#### [EXERCISE AIM]
The number of lines holding "type" in the listing below is all you should give.

#### [RECORDED INFORMATION]
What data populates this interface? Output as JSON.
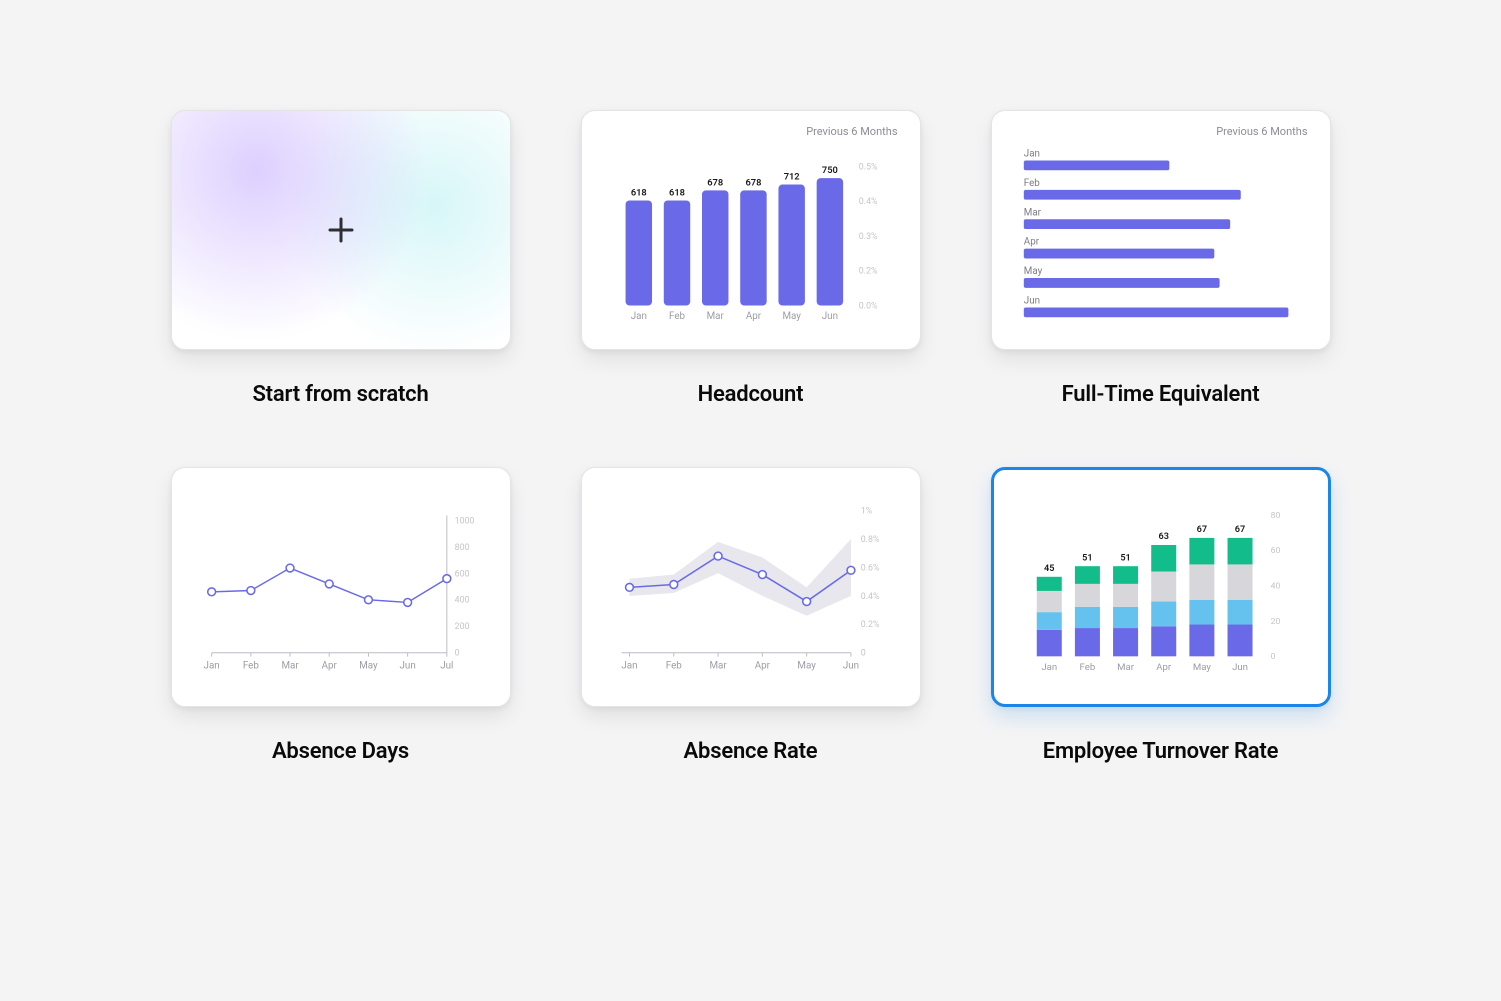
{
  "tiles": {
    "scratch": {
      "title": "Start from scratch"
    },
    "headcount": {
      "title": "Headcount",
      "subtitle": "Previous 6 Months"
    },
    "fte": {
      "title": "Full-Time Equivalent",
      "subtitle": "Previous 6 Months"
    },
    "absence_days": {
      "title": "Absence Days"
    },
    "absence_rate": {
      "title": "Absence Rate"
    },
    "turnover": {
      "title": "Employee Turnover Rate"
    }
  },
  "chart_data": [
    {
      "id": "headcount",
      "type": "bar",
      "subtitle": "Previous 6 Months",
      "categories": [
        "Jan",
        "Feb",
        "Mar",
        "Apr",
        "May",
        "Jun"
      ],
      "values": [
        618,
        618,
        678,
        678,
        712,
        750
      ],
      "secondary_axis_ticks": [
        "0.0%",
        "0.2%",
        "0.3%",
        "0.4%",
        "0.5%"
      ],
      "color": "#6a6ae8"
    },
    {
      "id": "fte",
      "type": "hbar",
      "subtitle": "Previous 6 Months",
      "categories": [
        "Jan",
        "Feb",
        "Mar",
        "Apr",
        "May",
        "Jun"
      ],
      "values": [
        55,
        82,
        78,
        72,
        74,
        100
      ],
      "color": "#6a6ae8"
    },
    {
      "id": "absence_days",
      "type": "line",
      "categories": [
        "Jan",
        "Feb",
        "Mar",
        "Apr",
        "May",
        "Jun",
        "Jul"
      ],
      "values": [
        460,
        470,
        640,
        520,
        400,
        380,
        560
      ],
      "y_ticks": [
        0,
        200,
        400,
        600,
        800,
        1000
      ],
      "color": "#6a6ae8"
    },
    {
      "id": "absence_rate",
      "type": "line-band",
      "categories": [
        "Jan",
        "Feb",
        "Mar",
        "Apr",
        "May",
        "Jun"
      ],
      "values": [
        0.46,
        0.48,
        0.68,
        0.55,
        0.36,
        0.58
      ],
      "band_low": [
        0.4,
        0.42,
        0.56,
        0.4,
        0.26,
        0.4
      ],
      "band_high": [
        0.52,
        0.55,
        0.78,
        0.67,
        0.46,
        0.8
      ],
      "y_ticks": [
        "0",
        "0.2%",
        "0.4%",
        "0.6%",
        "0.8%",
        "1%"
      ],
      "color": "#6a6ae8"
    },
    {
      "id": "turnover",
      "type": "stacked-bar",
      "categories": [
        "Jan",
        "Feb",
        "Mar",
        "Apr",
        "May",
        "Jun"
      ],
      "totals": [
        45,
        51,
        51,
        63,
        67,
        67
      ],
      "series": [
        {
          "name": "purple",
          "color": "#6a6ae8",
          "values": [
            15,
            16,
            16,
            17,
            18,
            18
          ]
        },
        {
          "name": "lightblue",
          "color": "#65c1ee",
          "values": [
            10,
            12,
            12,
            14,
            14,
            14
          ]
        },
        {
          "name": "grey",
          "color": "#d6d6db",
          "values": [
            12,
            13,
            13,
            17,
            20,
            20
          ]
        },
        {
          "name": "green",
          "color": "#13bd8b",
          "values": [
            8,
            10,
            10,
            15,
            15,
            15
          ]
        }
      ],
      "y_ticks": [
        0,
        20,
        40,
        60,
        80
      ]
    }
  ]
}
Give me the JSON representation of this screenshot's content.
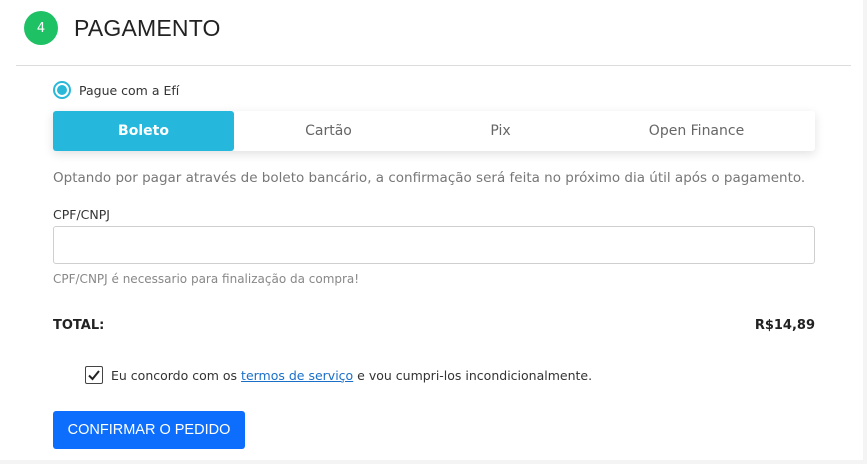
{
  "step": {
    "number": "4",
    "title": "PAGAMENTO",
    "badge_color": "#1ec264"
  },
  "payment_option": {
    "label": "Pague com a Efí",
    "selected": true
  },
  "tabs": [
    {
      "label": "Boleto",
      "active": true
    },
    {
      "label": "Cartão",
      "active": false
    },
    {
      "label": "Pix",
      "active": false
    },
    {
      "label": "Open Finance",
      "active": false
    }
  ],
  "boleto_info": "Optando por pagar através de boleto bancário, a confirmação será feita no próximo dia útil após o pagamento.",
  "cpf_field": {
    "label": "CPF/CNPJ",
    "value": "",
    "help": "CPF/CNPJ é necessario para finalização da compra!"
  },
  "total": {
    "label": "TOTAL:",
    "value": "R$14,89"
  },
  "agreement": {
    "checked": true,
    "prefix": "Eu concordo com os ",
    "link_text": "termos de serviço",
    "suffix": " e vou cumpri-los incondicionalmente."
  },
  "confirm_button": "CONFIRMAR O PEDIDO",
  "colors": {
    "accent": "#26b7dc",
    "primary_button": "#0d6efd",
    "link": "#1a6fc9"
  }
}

#### [PROBLEM SOLUTION]
5